**Work to be completed:**
The listing below should be written out exactly; please include all of it.

**Dataset extract:**
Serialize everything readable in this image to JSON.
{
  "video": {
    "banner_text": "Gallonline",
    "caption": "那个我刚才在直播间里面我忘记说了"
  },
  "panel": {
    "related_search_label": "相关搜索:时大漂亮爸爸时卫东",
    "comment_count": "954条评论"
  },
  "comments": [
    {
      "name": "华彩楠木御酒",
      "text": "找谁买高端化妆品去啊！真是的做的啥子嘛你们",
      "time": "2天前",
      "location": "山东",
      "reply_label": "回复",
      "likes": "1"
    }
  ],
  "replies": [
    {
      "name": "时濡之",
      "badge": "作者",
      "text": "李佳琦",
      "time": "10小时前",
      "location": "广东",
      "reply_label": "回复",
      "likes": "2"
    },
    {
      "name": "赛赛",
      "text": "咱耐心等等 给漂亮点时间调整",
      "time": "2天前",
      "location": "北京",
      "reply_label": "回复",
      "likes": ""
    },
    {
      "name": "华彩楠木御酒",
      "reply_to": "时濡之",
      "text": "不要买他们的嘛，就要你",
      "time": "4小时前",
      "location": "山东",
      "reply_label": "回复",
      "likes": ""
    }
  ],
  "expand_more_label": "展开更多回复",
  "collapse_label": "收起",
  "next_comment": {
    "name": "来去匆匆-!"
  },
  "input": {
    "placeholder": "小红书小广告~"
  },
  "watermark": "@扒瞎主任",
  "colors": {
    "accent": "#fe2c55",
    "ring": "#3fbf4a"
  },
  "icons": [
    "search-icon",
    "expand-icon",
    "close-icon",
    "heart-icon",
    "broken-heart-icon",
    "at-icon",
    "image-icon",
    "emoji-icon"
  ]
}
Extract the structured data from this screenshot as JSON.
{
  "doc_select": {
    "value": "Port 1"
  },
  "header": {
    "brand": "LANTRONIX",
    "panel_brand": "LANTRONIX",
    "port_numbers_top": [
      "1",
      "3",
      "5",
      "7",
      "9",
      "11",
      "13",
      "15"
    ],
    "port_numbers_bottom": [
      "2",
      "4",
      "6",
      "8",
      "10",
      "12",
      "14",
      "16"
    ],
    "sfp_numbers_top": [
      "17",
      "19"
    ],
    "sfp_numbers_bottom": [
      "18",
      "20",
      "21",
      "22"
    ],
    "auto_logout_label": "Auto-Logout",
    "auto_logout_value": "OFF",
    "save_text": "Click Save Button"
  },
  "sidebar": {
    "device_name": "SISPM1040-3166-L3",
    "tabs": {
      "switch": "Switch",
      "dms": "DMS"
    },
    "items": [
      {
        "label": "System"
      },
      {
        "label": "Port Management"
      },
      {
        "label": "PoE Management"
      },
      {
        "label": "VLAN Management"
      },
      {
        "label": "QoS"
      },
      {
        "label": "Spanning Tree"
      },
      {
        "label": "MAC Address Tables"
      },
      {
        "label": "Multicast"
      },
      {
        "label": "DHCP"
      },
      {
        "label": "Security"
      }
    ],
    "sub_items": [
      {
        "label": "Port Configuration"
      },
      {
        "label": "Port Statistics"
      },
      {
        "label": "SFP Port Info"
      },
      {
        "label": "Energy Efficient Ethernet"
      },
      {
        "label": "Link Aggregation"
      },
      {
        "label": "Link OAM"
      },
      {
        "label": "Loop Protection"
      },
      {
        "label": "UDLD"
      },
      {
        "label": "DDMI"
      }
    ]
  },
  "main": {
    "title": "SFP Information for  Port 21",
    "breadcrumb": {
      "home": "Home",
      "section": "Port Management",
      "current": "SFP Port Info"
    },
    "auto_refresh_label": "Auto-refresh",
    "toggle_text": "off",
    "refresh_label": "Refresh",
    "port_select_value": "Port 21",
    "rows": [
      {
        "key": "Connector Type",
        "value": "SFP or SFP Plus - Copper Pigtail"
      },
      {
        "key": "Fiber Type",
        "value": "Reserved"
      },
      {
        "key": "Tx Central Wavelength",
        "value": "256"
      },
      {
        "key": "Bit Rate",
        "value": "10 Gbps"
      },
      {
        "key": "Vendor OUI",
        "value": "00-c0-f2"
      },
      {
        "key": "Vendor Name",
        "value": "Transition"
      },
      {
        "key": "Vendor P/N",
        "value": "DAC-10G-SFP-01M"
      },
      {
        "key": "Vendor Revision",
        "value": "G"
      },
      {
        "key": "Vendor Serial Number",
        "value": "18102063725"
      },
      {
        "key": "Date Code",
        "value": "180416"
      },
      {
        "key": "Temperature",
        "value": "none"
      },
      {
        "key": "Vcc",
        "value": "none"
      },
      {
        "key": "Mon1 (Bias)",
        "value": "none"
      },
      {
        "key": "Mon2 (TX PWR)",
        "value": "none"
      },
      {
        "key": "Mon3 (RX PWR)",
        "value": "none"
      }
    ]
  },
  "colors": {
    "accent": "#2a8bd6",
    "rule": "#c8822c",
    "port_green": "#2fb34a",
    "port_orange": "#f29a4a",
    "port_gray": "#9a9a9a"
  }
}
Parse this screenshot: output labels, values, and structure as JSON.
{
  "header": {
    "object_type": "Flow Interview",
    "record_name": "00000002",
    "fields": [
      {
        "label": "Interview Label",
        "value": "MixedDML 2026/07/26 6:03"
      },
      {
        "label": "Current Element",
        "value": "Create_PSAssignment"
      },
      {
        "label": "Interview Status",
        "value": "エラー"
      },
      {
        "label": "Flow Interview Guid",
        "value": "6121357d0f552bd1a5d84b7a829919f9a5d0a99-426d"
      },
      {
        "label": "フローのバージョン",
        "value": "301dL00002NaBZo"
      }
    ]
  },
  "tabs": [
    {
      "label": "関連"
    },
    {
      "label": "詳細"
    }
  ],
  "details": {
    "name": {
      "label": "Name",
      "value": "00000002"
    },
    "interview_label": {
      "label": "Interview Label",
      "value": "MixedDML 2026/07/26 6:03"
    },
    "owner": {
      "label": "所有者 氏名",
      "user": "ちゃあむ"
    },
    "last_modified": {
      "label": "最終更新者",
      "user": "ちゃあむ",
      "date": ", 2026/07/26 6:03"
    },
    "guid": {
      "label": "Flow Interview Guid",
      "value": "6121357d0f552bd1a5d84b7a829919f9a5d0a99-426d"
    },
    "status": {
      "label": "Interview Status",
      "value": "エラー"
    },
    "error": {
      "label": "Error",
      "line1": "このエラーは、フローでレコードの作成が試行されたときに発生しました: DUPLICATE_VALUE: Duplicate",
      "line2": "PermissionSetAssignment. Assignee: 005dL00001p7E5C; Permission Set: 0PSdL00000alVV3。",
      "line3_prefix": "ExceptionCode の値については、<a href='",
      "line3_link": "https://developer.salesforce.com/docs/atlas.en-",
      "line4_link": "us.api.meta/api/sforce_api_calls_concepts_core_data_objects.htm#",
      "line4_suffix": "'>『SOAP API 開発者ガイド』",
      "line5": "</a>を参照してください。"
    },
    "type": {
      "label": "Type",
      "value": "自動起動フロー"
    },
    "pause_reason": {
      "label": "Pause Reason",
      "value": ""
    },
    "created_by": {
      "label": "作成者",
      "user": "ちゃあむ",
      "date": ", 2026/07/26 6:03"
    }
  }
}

**Output for this exercise:**
Serialize everything readable in this image to JSON.
{
  "video": {
    "banner_text": "Gallonline",
    "caption": "那个我刚才在直播间里面我忘记说了"
  },
  "panel": {
    "related_search_label": "相关搜索:时大漂亮爸爸时卫东",
    "comment_count": "954条评论"
  },
  "comments": [
    {
      "name": "华彩楠木御酒",
      "text": "找谁买高端化妆品去啊！真是的做的啥子嘛你们",
      "time": "2天前",
      "location": "山东",
      "reply_label": "回复",
      "likes": "1"
    }
  ],
  "replies": [
    {
      "name": "时濡之",
      "badge": "作者",
      "text": "李佳琦",
      "time": "10小时前",
      "location": "广东",
      "reply_label": "回复",
      "likes": "2"
    },
    {
      "name": "赛赛",
      "text": "咱耐心等等 给漂亮点时间调整",
      "time": "2天前",
      "location": "北京",
      "reply_label": "回复",
      "likes": ""
    },
    {
      "name": "华彩楠木御酒",
      "reply_to": "时濡之",
      "text": "不要买他们的嘛，就要你",
      "time": "4小时前",
      "location": "山东",
      "reply_label": "回复",
      "likes": ""
    }
  ],
  "expand_more_label": "展开更多回复",
  "collapse_label": "收起",
  "next_comment": {
    "name": "来去匆匆-!"
  },
  "input": {
    "placeholder": "小红书小广告~"
  },
  "watermark": "@扒瞎主任",
  "colors": {
    "accent": "#fe2c55",
    "ring": "#3fbf4a"
  },
  "icons": [
    "search-icon",
    "expand-icon",
    "close-icon",
    "heart-icon",
    "broken-heart-icon",
    "at-icon",
    "image-icon",
    "emoji-icon"
  ]
}
Extract the structured data from this screenshot as JSON.
{
  "doc_select": {
    "value": "Port 1"
  },
  "header": {
    "brand": "LANTRONIX",
    "panel_brand": "LANTRONIX",
    "port_numbers_top": [
      "1",
      "3",
      "5",
      "7",
      "9",
      "11",
      "13",
      "15"
    ],
    "port_numbers_bottom": [
      "2",
      "4",
      "6",
      "8",
      "10",
      "12",
      "14",
      "16"
    ],
    "sfp_numbers_top": [
      "17",
      "19"
    ],
    "sfp_numbers_bottom": [
      "18",
      "20",
      "21",
      "22"
    ],
    "auto_logout_label": "Auto-Logout",
    "auto_logout_value": "OFF",
    "save_text": "Click Save Button"
  },
  "sidebar": {
    "device_name": "SISPM1040-3166-L3",
    "tabs": {
      "switch": "Switch",
      "dms": "DMS"
    },
    "items": [
      {
        "label": "System"
      },
      {
        "label": "Port Management"
      },
      {
        "label": "PoE Management"
      },
      {
        "label": "VLAN Management"
      },
      {
        "label": "QoS"
      },
      {
        "label": "Spanning Tree"
      },
      {
        "label": "MAC Address Tables"
      },
      {
        "label": "Multicast"
      },
      {
        "label": "DHCP"
      },
      {
        "label": "Security"
      }
    ],
    "sub_items": [
      {
        "label": "Port Configuration"
      },
      {
        "label": "Port Statistics"
      },
      {
        "label": "SFP Port Info"
      },
      {
        "label": "Energy Efficient Ethernet"
      },
      {
        "label": "Link Aggregation"
      },
      {
        "label": "Link OAM"
      },
      {
        "label": "Loop Protection"
      },
      {
        "label": "UDLD"
      },
      {
        "label": "DDMI"
      }
    ]
  },
  "main": {
    "title": "SFP Information for  Port 21",
    "breadcrumb": {
      "home": "Home",
      "section": "Port Management",
      "current": "SFP Port Info"
    },
    "auto_refresh_label": "Auto-refresh",
    "toggle_text": "off",
    "refresh_label": "Refresh",
    "port_select_value": "Port 21",
    "rows": [
      {
        "key": "Connector Type",
        "value": "SFP or SFP Plus - Copper Pigtail"
      },
      {
        "key": "Fiber Type",
        "value": "Reserved"
      },
      {
        "key": "Tx Central Wavelength",
        "value": "256"
      },
      {
        "key": "Bit Rate",
        "value": "10 Gbps"
      },
      {
        "key": "Vendor OUI",
        "value": "00-c0-f2"
      },
      {
        "key": "Vendor Name",
        "value": "Transition"
      },
      {
        "key": "Vendor P/N",
        "value": "DAC-10G-SFP-01M"
      },
      {
        "key": "Vendor Revision",
        "value": "G"
      },
      {
        "key": "Vendor Serial Number",
        "value": "18102063725"
      },
      {
        "key": "Date Code",
        "value": "180416"
      },
      {
        "key": "Temperature",
        "value": "none"
      },
      {
        "key": "Vcc",
        "value": "none"
      },
      {
        "key": "Mon1 (Bias)",
        "value": "none"
      },
      {
        "key": "Mon2 (TX PWR)",
        "value": "none"
      },
      {
        "key": "Mon3 (RX PWR)",
        "value": "none"
      }
    ]
  },
  "colors": {
    "accent": "#2a8bd6",
    "rule": "#c8822c",
    "port_green": "#2fb34a",
    "port_orange": "#f29a4a",
    "port_gray": "#9a9a9a"
  }
}
Parse this screenshot: output labels, values, and structure as JSON.
{
  "header": {
    "object_type": "Flow Interview",
    "record_name": "00000002",
    "fields": [
      {
        "label": "Interview Label",
        "value": "MixedDML 2026/07/26 6:03"
      },
      {
        "label": "Current Element",
        "value": "Create_PSAssignment"
      },
      {
        "label": "Interview Status",
        "value": "エラー"
      },
      {
        "label": "Flow Interview Guid",
        "value": "6121357d0f552bd1a5d84b7a829919f9a5d0a99-426d"
      },
      {
        "label": "フローのバージョン",
        "value": "301dL00002NaBZo"
      }
    ]
  },
  "tabs": [
    {
      "label": "関連"
    },
    {
      "label": "詳細"
    }
  ],
  "details": {
    "name": {
      "label": "Name",
      "value": "00000002"
    },
    "interview_label": {
      "label": "Interview Label",
      "value": "MixedDML 2026/07/26 6:03"
    },
    "owner": {
      "label": "所有者 氏名",
      "user": "ちゃあむ"
    },
    "last_modified": {
      "label": "最終更新者",
      "user": "ちゃあむ",
      "date": ", 2026/07/26 6:03"
    },
    "guid": {
      "label": "Flow Interview Guid",
      "value": "6121357d0f552bd1a5d84b7a829919f9a5d0a99-426d"
    },
    "status": {
      "label": "Interview Status",
      "value": "エラー"
    },
    "error": {
      "label": "Error",
      "line1": "このエラーは、フローでレコードの作成が試行されたときに発生しました: DUPLICATE_VALUE: Duplicate",
      "line2": "PermissionSetAssignment. Assignee: 005dL00001p7E5C; Permission Set: 0PSdL00000alVV3。",
      "line3_prefix": "ExceptionCode の値については、<a href='",
      "line3_link": "https://developer.salesforce.com/docs/atlas.en-",
      "line4_link": "us.api.meta/api/sforce_api_calls_concepts_core_data_objects.htm#",
      "line4_suffix": "'>『SOAP API 開発者ガイド』",
      "line5": "</a>を参照してください。"
    },
    "type": {
      "label": "Type",
      "value": "自動起動フロー"
    },
    "pause_reason": {
      "label": "Pause Reason",
      "value": ""
    },
    "created_by": {
      "label": "作成者",
      "user": "ちゃあむ",
      "date": ", 2026/07/26 6:03"
    }
  }
}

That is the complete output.